Vigil held for victims in Israel and Gaza

A candlelight vigil was held in San Francisco Thursday night to honor the innocent lives lost amid the terror attacks and ongoing conflict in Israel and Gaza. The gathering was organized by Manny Yekutiel, a restaurant owner who was stranded in Israel during the assault by Hamas militants. 

"I feel like I haven’t actually been able to feel a lot in the last week," said Yekutiel at the start of the vigil. "I haven’t actually been able to feel sad, or grief, or actually imagine the people who didn’t deserve to die, who are gone."

The vigil, Yekutiel said, was an opportunity for he and others to finally process their emotions. Following the reading of a prayer, the names of 100 Israelis who were killed by Hamas militants last week were read aloud. 

Then the names of 100 Palestinian civilians who were killed in Gaza amid the Israeli army’s response to the attacks were also read aloud.

Among those who were drawn to the vigil were those who say they have been struggling to find a safe place to mourn without picking sides.

"I do have a complicated response on both sides and I too felt safe coming here. This is the first thing I’ve come to," said Marti Goddard.

Another attendee felt the same way.

"I have very complicated feelings about Israel as an American Jewish person," said Karen Strauss. "The devastating callous attacks on the people of Israel have been upsetting to me, and people in Gaza don’t deserve to be attacked the way they are being attacked."

Amid days of divisive rhetoric, hope was expressed at the gathering that it might spur others to follow their lead.

"There needs to be more dialogue, there needs to be more civilized debate, and comfort with hearing things that you’re not comfortable hearing," said Nate, who only provided his first name. "I hope that moving forward there is a belief that there’s a common future where people can live together."

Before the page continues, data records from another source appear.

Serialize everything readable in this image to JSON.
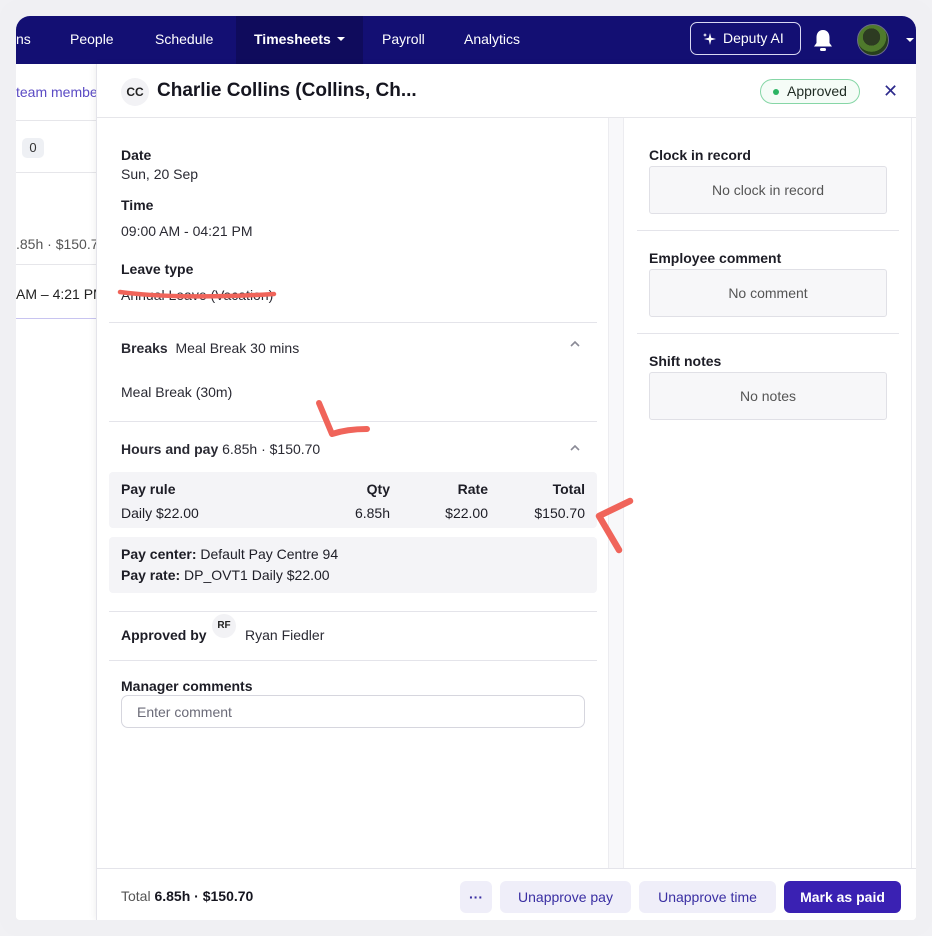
{
  "nav": {
    "partial_left": "ns",
    "items": [
      "People",
      "Schedule",
      "Timesheets",
      "Payroll",
      "Analytics"
    ],
    "ai_button": "Deputy AI"
  },
  "background": {
    "team_link": "team membe",
    "count": "0",
    "hours": ".85h · $150.7",
    "time": "AM – 4:21 PM"
  },
  "modal": {
    "avatar_initials": "CC",
    "title": "Charlie Collins (Collins, Ch...",
    "status": "Approved",
    "close_symbol": "✕",
    "date_label": "Date",
    "date_value": "Sun, 20 Sep",
    "time_label": "Time",
    "time_value": "09:00 AM - 04:21 PM",
    "leave_label": "Leave type",
    "leave_value": "Annual Leave (Vacation)",
    "breaks_label": "Breaks",
    "breaks_summary": "Meal Break 30 mins",
    "break_item": "Meal Break (30m)",
    "hours_label": "Hours and pay",
    "hours_summary": "6.85h  · $150.70",
    "pay_table": {
      "headers": [
        "Pay rule",
        "Qty",
        "Rate",
        "Total"
      ],
      "row": [
        "Daily $22.00",
        "6.85h",
        "$22.00",
        "$150.70"
      ]
    },
    "pay_center_label": "Pay center:",
    "pay_center_value": "Default Pay Centre 94",
    "pay_rate_label": "Pay rate:",
    "pay_rate_value": "DP_OVT1 Daily $22.00",
    "approved_by_label": "Approved by",
    "approver_initials": "RF",
    "approver_name": "Ryan Fiedler",
    "manager_comments_label": "Manager comments",
    "comment_placeholder": "Enter comment",
    "right": {
      "clock_label": "Clock in record",
      "clock_value": "No clock in record",
      "employee_comment_label": "Employee comment",
      "employee_comment_value": "No comment",
      "shift_notes_label": "Shift notes",
      "shift_notes_value": "No notes"
    },
    "footer": {
      "total_prefix": "Total",
      "total_value": "6.85h · $150.70",
      "more": "···",
      "unapprove_pay": "Unapprove pay",
      "unapprove_time": "Unapprove time",
      "mark_paid": "Mark as paid"
    }
  },
  "colors": {
    "nav_bg": "#130f73",
    "primary": "#3a21b3",
    "annotation": "#f0645a",
    "status_green": "#2bb463"
  }
}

Over 4,300 people have been killed in the conflict so far, according to estimates on October 18 from the United Nations.